— What to do —
Everything from the line with "Enumerate this screenshot's" to the end of the entries should be copied exactly, and nothing else.

— Records —
================================

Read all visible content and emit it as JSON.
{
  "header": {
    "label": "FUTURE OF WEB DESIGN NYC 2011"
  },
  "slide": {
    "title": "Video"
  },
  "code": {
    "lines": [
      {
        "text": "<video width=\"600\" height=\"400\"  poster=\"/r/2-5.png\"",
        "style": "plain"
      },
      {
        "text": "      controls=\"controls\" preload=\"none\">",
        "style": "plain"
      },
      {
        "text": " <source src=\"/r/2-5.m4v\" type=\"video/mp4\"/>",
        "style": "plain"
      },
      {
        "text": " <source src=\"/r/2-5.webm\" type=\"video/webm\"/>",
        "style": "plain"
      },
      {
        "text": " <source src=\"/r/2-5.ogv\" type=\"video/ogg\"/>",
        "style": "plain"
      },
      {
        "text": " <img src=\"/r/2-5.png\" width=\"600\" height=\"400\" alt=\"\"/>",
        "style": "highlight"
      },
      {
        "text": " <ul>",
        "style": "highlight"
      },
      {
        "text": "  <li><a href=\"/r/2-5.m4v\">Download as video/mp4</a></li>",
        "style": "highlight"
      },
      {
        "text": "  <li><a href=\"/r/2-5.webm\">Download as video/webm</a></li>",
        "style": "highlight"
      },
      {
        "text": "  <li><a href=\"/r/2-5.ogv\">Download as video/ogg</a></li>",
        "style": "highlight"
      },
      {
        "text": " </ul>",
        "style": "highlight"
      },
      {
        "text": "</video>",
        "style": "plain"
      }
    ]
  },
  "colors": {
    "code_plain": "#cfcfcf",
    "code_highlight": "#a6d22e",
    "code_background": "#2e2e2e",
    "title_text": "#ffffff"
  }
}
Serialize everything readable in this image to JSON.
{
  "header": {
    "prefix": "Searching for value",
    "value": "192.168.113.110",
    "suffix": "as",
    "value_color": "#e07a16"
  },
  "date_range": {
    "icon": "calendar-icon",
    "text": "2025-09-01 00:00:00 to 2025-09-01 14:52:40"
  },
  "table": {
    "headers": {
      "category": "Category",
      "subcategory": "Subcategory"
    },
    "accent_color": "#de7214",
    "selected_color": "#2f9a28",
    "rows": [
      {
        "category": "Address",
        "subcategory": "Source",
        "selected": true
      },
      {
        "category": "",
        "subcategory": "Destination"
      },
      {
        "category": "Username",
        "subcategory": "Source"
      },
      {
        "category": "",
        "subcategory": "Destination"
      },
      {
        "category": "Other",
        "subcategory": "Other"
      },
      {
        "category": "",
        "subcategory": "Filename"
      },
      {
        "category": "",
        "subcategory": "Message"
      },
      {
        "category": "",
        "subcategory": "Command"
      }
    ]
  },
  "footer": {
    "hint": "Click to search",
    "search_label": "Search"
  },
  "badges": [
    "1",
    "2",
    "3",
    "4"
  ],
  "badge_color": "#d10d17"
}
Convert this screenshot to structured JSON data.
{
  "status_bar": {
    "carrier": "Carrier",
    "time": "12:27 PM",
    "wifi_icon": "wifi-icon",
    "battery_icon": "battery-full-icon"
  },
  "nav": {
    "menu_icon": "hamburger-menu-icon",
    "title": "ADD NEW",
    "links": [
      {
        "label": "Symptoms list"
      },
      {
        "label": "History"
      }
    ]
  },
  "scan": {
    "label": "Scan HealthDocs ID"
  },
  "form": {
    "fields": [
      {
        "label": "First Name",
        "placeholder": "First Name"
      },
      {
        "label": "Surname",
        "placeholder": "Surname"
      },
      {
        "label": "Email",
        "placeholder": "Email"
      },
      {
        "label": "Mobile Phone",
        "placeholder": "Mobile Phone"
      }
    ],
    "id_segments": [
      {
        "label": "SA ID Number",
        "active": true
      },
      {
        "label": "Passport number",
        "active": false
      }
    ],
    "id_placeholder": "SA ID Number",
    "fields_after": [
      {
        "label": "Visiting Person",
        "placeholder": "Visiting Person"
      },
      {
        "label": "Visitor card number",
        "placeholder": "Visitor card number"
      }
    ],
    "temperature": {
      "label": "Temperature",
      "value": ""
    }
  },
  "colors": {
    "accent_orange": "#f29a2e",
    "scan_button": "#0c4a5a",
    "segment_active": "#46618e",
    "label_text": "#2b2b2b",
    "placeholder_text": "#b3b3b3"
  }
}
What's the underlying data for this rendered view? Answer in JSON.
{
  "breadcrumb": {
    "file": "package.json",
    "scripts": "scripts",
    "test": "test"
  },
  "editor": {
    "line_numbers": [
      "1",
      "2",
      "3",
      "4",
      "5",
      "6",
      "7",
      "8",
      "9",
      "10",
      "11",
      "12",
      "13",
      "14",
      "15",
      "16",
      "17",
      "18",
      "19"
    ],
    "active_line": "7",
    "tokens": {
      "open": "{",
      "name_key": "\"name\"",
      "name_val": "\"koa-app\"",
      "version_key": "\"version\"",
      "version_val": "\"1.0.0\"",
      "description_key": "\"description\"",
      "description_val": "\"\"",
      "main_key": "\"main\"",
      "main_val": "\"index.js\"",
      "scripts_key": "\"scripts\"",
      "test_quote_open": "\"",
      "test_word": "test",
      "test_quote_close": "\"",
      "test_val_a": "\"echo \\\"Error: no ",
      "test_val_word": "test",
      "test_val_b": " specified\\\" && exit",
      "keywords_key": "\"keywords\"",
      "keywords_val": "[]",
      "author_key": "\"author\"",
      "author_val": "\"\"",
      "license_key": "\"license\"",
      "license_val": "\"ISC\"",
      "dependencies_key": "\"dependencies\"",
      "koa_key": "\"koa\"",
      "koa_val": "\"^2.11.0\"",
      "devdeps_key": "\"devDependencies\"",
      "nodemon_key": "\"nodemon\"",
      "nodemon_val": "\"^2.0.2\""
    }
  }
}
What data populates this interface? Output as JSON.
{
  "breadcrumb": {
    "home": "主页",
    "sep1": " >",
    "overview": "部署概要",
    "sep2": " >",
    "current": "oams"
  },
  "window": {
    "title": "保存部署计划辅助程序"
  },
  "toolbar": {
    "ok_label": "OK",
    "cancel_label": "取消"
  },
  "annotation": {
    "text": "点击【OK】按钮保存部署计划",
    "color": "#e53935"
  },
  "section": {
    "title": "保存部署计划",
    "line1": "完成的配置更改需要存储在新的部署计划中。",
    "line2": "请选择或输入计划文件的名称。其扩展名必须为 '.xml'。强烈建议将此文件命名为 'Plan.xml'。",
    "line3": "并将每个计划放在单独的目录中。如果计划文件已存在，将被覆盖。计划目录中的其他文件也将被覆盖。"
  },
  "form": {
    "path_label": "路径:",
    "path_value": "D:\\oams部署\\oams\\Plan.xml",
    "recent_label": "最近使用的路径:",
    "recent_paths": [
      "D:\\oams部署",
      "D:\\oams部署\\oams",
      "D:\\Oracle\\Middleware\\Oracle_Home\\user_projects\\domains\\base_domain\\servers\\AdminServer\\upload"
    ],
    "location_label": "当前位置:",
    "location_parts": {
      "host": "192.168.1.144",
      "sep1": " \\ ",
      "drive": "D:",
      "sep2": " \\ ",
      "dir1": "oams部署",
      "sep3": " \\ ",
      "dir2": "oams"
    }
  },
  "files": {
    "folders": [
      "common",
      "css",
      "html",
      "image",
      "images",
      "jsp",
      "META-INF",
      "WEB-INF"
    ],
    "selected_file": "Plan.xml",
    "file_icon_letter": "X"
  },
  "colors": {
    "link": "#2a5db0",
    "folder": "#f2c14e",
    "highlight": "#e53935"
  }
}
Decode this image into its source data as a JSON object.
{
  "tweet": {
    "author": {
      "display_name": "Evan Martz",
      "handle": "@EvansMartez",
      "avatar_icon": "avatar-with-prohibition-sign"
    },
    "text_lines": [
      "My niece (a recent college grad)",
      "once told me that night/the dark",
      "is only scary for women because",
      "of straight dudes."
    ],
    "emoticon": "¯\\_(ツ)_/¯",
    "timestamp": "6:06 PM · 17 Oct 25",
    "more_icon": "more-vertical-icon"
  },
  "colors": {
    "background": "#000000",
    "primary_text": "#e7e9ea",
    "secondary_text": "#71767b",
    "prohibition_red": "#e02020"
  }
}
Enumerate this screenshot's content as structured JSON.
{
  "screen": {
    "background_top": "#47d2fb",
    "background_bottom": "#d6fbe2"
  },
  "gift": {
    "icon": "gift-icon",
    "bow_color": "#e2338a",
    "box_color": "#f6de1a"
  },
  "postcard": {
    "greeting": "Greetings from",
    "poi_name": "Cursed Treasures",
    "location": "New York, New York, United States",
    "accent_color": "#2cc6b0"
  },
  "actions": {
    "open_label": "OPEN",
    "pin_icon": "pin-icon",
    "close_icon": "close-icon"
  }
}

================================

— Output for this exercise —
Enumerate this screenshot's content as structured JSON.
{
  "screen": {
    "background_top": "#47d2fb",
    "background_bottom": "#d6fbe2"
  },
  "gift": {
    "icon": "gift-icon",
    "bow_color": "#e2338a",
    "box_color": "#f6de1a"
  },
  "postcard": {
    "greeting": "Greetings from",
    "poi_name": "Cursed Treasures",
    "location": "New York, New York, United States",
    "accent_color": "#2cc6b0"
  },
  "actions": {
    "open_label": "OPEN",
    "pin_icon": "pin-icon",
    "close_icon": "close-icon"
  }
}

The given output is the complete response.